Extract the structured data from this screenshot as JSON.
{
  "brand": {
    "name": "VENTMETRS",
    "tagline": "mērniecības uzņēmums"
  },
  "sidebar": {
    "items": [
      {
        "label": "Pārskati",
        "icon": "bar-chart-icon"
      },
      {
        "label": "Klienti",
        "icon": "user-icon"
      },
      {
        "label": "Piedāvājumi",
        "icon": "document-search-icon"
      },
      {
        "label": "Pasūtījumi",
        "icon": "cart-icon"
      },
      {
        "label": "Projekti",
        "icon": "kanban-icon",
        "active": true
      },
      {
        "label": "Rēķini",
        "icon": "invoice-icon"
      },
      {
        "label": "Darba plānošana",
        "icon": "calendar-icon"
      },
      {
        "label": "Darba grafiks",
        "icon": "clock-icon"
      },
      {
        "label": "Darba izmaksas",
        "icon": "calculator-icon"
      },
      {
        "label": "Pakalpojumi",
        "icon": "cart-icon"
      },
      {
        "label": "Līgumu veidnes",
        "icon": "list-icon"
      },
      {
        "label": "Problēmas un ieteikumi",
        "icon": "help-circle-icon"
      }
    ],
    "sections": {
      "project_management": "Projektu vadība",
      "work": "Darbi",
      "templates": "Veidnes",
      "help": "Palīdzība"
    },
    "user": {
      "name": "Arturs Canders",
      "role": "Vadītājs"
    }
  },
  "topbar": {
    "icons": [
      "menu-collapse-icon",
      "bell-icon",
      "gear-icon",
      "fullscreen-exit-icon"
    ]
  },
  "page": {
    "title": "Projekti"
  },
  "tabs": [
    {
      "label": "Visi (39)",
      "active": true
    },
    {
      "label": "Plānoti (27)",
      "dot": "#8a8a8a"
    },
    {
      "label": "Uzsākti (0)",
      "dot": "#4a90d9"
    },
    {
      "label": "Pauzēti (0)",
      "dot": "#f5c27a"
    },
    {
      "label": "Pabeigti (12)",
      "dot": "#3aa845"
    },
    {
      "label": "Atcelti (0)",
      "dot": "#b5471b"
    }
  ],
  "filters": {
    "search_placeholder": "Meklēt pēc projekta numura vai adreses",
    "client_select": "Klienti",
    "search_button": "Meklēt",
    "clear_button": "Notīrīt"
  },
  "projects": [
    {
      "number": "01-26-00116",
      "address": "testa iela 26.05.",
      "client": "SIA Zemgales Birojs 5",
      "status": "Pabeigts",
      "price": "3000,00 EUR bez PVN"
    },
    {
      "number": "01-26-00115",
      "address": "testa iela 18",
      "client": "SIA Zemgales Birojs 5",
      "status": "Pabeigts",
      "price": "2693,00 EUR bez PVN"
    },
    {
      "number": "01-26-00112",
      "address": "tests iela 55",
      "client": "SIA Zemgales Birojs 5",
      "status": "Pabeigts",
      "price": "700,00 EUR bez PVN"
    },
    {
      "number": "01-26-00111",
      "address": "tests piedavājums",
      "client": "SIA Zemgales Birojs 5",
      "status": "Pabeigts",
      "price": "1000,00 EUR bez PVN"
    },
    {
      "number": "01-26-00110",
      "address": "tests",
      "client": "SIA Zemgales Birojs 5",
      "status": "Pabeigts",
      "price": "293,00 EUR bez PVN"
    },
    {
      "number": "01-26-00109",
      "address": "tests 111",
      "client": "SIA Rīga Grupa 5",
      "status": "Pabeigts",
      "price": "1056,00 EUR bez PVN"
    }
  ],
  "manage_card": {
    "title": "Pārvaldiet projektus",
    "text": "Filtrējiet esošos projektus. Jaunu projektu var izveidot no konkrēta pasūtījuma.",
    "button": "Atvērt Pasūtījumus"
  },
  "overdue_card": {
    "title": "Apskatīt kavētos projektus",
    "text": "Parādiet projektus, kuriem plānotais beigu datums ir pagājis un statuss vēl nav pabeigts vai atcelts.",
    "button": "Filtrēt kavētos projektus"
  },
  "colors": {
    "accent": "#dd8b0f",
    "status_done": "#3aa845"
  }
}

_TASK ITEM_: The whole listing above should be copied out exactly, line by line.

_WRITTEN RESPONSE_:
Extract the structured data from this screenshot as JSON.
{
  "brand": {
    "name": "VENTMETRS",
    "tagline": "mērniecības uzņēmums"
  },
  "sidebar": {
    "items": [
      {
        "label": "Pārskati",
        "icon": "bar-chart-icon"
      },
      {
        "label": "Klienti",
        "icon": "user-icon"
      },
      {
        "label": "Piedāvājumi",
        "icon": "document-search-icon"
      },
      {
        "label": "Pasūtījumi",
        "icon": "cart-icon"
      },
      {
        "label": "Projekti",
        "icon": "kanban-icon",
        "active": true
      },
      {
        "label": "Rēķini",
        "icon": "invoice-icon"
      },
      {
        "label": "Darba plānošana",
        "icon": "calendar-icon"
      },
      {
        "label": "Darba grafiks",
        "icon": "clock-icon"
      },
      {
        "label": "Darba izmaksas",
        "icon": "calculator-icon"
      },
      {
        "label": "Pakalpojumi",
        "icon": "cart-icon"
      },
      {
        "label": "Līgumu veidnes",
        "icon": "list-icon"
      },
      {
        "label": "Problēmas un ieteikumi",
        "icon": "help-circle-icon"
      }
    ],
    "sections": {
      "project_management": "Projektu vadība",
      "work": "Darbi",
      "templates": "Veidnes",
      "help": "Palīdzība"
    },
    "user": {
      "name": "Arturs Canders",
      "role": "Vadītājs"
    }
  },
  "topbar": {
    "icons": [
      "menu-collapse-icon",
      "bell-icon",
      "gear-icon",
      "fullscreen-exit-icon"
    ]
  },
  "page": {
    "title": "Projekti"
  },
  "tabs": [
    {
      "label": "Visi (39)",
      "active": true
    },
    {
      "label": "Plānoti (27)",
      "dot": "#8a8a8a"
    },
    {
      "label": "Uzsākti (0)",
      "dot": "#4a90d9"
    },
    {
      "label": "Pauzēti (0)",
      "dot": "#f5c27a"
    },
    {
      "label": "Pabeigti (12)",
      "dot": "#3aa845"
    },
    {
      "label": "Atcelti (0)",
      "dot": "#b5471b"
    }
  ],
  "filters": {
    "search_placeholder": "Meklēt pēc projekta numura vai adreses",
    "client_select": "Klienti",
    "search_button": "Meklēt",
    "clear_button": "Notīrīt"
  },
  "projects": [
    {
      "number": "01-26-00116",
      "address": "testa iela 26.05.",
      "client": "SIA Zemgales Birojs 5",
      "status": "Pabeigts",
      "price": "3000,00 EUR bez PVN"
    },
    {
      "number": "01-26-00115",
      "address": "testa iela 18",
      "client": "SIA Zemgales Birojs 5",
      "status": "Pabeigts",
      "price": "2693,00 EUR bez PVN"
    },
    {
      "number": "01-26-00112",
      "address": "tests iela 55",
      "client": "SIA Zemgales Birojs 5",
      "status": "Pabeigts",
      "price": "700,00 EUR bez PVN"
    },
    {
      "number": "01-26-00111",
      "address": "tests piedavājums",
      "client": "SIA Zemgales Birojs 5",
      "status": "Pabeigts",
      "price": "1000,00 EUR bez PVN"
    },
    {
      "number": "01-26-00110",
      "address": "tests",
      "client": "SIA Zemgales Birojs 5",
      "status": "Pabeigts",
      "price": "293,00 EUR bez PVN"
    },
    {
      "number": "01-26-00109",
      "address": "tests 111",
      "client": "SIA Rīga Grupa 5",
      "status": "Pabeigts",
      "price": "1056,00 EUR bez PVN"
    }
  ],
  "manage_card": {
    "title": "Pārvaldiet projektus",
    "text": "Filtrējiet esošos projektus. Jaunu projektu var izveidot no konkrēta pasūtījuma.",
    "button": "Atvērt Pasūtījumus"
  },
  "overdue_card": {
    "title": "Apskatīt kavētos projektus",
    "text": "Parādiet projektus, kuriem plānotais beigu datums ir pagājis un statuss vēl nav pabeigts vai atcelts.",
    "button": "Filtrēt kavētos projektus"
  },
  "colors": {
    "accent": "#dd8b0f",
    "status_done": "#3aa845"
  }
}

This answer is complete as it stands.